> [RECORDS SHOWN]
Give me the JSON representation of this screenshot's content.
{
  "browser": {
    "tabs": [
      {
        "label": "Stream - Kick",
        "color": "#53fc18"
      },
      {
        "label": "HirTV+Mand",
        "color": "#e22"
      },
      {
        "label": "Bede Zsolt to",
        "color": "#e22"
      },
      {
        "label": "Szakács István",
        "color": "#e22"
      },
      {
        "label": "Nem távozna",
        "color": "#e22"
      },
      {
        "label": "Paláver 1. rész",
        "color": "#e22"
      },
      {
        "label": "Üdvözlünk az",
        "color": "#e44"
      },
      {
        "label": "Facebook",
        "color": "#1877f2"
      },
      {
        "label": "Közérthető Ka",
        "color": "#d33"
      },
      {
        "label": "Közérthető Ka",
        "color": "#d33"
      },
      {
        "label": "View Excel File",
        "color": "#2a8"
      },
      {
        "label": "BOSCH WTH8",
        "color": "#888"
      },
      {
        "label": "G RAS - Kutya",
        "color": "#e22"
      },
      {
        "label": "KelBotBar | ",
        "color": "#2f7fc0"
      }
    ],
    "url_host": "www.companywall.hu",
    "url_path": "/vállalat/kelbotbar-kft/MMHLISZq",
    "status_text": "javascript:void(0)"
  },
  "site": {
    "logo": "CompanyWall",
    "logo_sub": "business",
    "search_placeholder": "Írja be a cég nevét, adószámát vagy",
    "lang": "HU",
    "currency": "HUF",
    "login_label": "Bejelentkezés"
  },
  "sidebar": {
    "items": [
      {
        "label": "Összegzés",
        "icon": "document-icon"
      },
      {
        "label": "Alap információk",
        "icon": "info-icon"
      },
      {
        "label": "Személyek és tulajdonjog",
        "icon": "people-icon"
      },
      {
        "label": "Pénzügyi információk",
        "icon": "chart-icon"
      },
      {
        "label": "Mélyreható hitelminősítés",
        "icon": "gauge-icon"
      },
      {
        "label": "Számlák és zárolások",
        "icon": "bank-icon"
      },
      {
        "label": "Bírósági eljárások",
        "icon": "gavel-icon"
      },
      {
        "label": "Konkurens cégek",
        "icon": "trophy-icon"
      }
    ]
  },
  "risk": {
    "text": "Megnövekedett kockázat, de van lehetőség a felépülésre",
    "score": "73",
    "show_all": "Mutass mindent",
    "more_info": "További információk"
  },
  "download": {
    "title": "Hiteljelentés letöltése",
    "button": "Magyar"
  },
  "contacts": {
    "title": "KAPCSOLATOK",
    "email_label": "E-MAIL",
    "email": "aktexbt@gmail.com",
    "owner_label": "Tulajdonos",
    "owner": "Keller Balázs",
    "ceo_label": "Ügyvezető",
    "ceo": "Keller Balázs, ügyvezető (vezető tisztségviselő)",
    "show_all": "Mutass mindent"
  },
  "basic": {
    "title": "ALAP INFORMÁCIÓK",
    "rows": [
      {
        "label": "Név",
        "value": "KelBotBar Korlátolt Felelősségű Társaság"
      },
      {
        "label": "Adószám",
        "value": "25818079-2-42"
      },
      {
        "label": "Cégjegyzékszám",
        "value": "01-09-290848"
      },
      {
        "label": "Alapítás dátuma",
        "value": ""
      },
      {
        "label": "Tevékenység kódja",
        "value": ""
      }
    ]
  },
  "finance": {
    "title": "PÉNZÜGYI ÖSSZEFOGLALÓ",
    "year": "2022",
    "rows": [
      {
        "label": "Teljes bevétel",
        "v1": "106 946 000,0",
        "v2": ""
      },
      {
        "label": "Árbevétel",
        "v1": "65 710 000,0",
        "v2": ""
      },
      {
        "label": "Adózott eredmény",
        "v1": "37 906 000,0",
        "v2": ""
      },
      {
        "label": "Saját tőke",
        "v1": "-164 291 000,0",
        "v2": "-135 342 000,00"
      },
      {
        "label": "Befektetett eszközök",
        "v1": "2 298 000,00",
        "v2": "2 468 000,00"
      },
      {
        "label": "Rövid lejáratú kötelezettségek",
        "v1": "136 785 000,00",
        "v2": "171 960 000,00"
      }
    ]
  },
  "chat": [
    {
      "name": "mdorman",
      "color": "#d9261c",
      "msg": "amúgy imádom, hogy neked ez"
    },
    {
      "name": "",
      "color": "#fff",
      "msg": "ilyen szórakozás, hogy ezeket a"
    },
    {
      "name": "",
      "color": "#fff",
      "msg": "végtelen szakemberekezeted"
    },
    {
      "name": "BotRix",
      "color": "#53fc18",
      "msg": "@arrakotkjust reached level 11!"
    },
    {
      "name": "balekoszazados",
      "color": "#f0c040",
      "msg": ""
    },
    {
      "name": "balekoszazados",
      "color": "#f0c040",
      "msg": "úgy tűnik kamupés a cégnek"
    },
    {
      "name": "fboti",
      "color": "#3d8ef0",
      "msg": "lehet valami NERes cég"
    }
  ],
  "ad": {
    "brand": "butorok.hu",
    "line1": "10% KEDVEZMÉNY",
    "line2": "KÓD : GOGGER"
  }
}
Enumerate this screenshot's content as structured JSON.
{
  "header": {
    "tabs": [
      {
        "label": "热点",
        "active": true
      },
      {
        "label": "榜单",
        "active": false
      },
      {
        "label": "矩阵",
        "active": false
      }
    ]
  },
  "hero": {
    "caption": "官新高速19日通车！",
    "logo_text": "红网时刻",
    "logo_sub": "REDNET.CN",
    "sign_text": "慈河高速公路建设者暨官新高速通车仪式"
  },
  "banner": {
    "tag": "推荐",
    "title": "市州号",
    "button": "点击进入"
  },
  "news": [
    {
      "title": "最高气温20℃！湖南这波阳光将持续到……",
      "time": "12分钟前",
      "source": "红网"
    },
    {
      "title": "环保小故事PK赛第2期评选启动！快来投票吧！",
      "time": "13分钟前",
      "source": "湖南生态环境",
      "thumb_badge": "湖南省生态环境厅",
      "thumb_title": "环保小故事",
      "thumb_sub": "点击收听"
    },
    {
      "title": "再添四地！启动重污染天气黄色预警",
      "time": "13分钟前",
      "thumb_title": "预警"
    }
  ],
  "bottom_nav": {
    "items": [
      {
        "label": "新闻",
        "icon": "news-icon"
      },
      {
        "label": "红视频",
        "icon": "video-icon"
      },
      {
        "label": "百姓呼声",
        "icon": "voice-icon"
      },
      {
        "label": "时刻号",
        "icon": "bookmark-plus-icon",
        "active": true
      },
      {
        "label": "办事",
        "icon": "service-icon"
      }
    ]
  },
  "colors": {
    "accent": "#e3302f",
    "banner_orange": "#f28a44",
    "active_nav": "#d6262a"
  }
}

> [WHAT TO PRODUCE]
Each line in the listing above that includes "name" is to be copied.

> [OUTPUT FOR THIS EXERCISE]
      "name": "mdorman",
      "name": "",
      "name": "",
      "name": "BotRix",
      "name": "balekoszazados",
      "name": "balekoszazados",
      "name": "fboti",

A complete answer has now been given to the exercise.